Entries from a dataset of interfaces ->
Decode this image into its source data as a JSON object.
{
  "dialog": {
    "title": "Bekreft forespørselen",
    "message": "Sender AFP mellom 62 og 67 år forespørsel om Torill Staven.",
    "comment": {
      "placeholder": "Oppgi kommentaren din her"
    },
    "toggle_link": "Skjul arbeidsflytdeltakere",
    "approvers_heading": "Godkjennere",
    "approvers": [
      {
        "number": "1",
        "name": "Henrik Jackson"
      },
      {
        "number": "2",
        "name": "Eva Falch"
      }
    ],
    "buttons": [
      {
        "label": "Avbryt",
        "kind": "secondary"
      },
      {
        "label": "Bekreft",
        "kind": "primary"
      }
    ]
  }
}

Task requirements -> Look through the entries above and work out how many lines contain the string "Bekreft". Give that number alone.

Response for this exercise -> 2